So what’s the answer? Many of the social media sites that I use offer the capability to re-use my social identity. In some instances I do this when it’s related e.g. a service that analyses your Twitter feed and reach, but not in the main as I want to keep my work and social world separate. Also, in light of the recent breach of digital assets stored on iCloud, how well is the identity service within the different social media services protected? I’m in danger here of arguing against my own industry but I believe that someone needs to step forward and offer the issuance of trusted identities that can be re-used across a variety of platforms. Recently the Information Security Forum published a paper on the future of authentication. I know that the UK Government through its Verify programme will be providing the identity infrastructure to access government services, but can your government identity be used on commercial sites? Interestingly the FT recently reported that Lloyds Banking Group has been developing an identity assurance service, all I can say is 'at last' and ‘well done’! The banks, according to my daily commute colleagues, may not be the most popular set of institutions in the minds of the public, but we do entrust them with many of our financial assets. They know who I am through initial verification and many years of transaction history, plus they know where I live.

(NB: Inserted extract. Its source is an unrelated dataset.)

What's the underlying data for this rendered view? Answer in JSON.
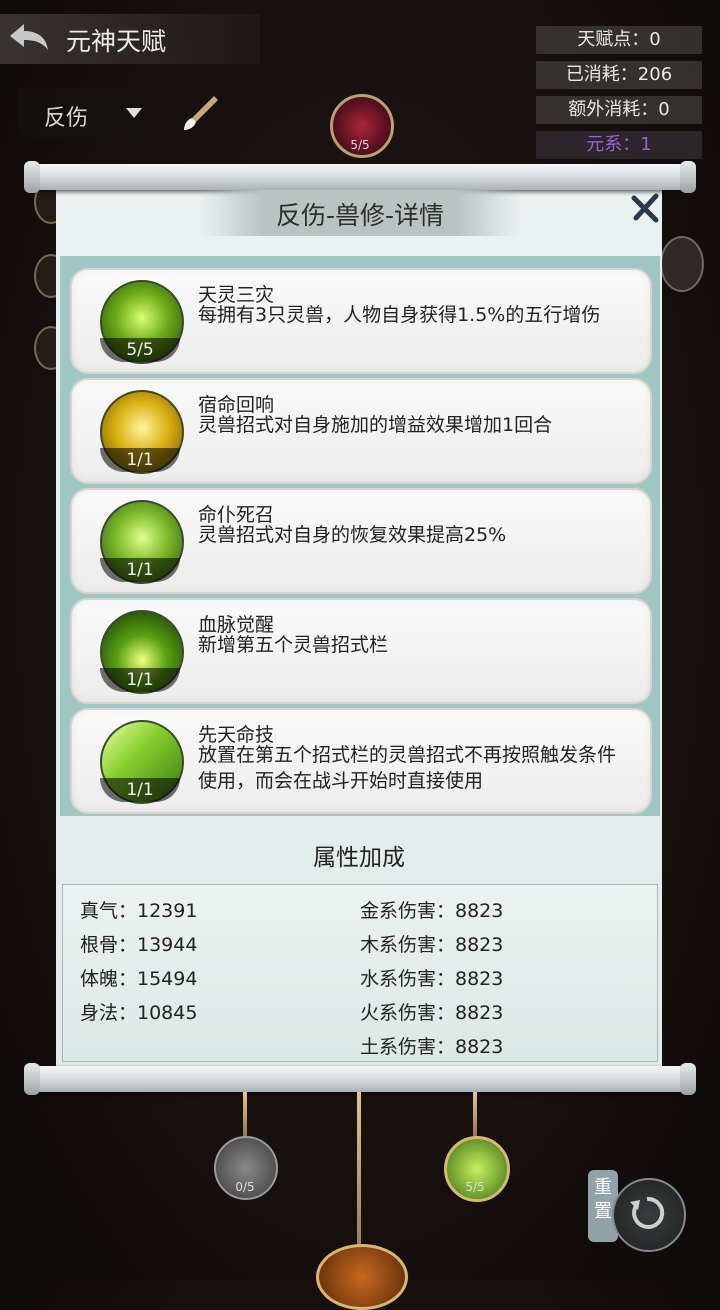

Is an asserted identity, provided by someone that we entrust many of our financial interests with, the answer? It's one of the solutions that I would urge anyone considering the provision of online services that require knowing who you are. It saves the development of all of the identity and authentication services, lowers the running costs and improves the user experience, and best of all, done right, it increases security for all parties.  In any transaction we need a willing buyer and a willing seller, or in this instance an enlightened service provider who will accept third party asserted identities. So hats off to Lloyds, let’s hope that other banks are closely following in their wake, and then I can stop trying to remember ever complex passwords and my shiny new phone can keep me securely connected to our ever developing digital world.

Twitter
LinkedIn
Facebook
Google+

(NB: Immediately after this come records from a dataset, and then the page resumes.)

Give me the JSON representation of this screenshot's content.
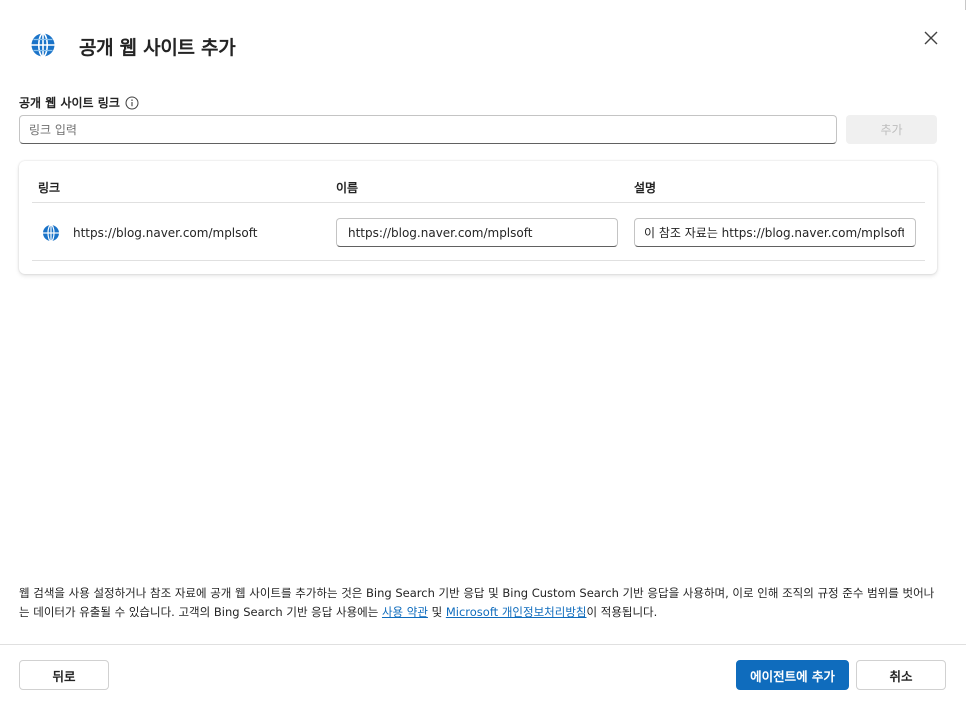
{
  "dialog": {
    "title": "공개 웹 사이트 추가",
    "close_icon": "close-icon",
    "header_icon": "globe-icon"
  },
  "link_field": {
    "label": "공개 웹 사이트 링크",
    "info_icon": "info-icon",
    "placeholder": "링크 입력",
    "value": "",
    "add_button": "추가"
  },
  "table": {
    "columns": [
      "링크",
      "이름",
      "설명"
    ],
    "rows": [
      {
        "icon": "globe-icon",
        "link": "https://blog.naver.com/mplsoft",
        "name": "https://blog.naver.com/mplsoft",
        "description": "이 참조 자료는 https://blog.naver.com/mplsoft"
      }
    ]
  },
  "disclaimer": {
    "text_before": "웹 검색을 사용 설정하거나 참조 자료에 공개 웹 사이트를 추가하는 것은 Bing Search 기반 응답 및 Bing Custom Search 기반 응답을 사용하며, 이로 인해 조직의 규정 준수 범위를 벗어나는 데이터가 유출될 수 있습니다. 고객의 Bing Search 기반 응답 사용에는 ",
    "terms_link": "사용 약관",
    "text_middle": " 및 ",
    "privacy_link": "Microsoft 개인정보처리방침",
    "text_after": "이 적용됩니다."
  },
  "footer": {
    "back_button": "뒤로",
    "primary_button": "에이전트에 추가",
    "cancel_button": "취소"
  },
  "colors": {
    "accent": "#0f6cbd",
    "link": "#0f6cbd",
    "disabled_bg": "#f0f0f0",
    "disabled_text": "#bdbdbd"
  }
}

Comments

In the Nordic countries, we have sort of what you are asking for. In Norway and Sweden, you can log on to most public web sites and a number of private web sites with your 2-factor bank credentials.

In Estonia they have a national ID card with a chip carrying a certificate and the associated private key. And in Denmark, where I live, we have a system called 'NemID' ('Easy ID' in English), which is run by all the banks in common and which provides log in and signing services to banks (you can even log in to accounts in different banks using the same ID), almost all public web sites and a large number of private web sites.

Verify your Comment

Previewing your Comment

This is only a preview. Your comment has not yet been posted.

Working...
Your comment could not be posted. Error type:
Your comment has been saved. Comments are moderated and will not appear until approved by the author. Post another comment

The letters and numbers you entered did not match the image. Please try again.

As a final step before posting your comment, enter the letters and numbers you see in the image below. This prevents automated programs from posting comments.

Having trouble reading this image? View an alternate.

Working...

Post a comment

Comments are moderated and will not appear until the author has approved them.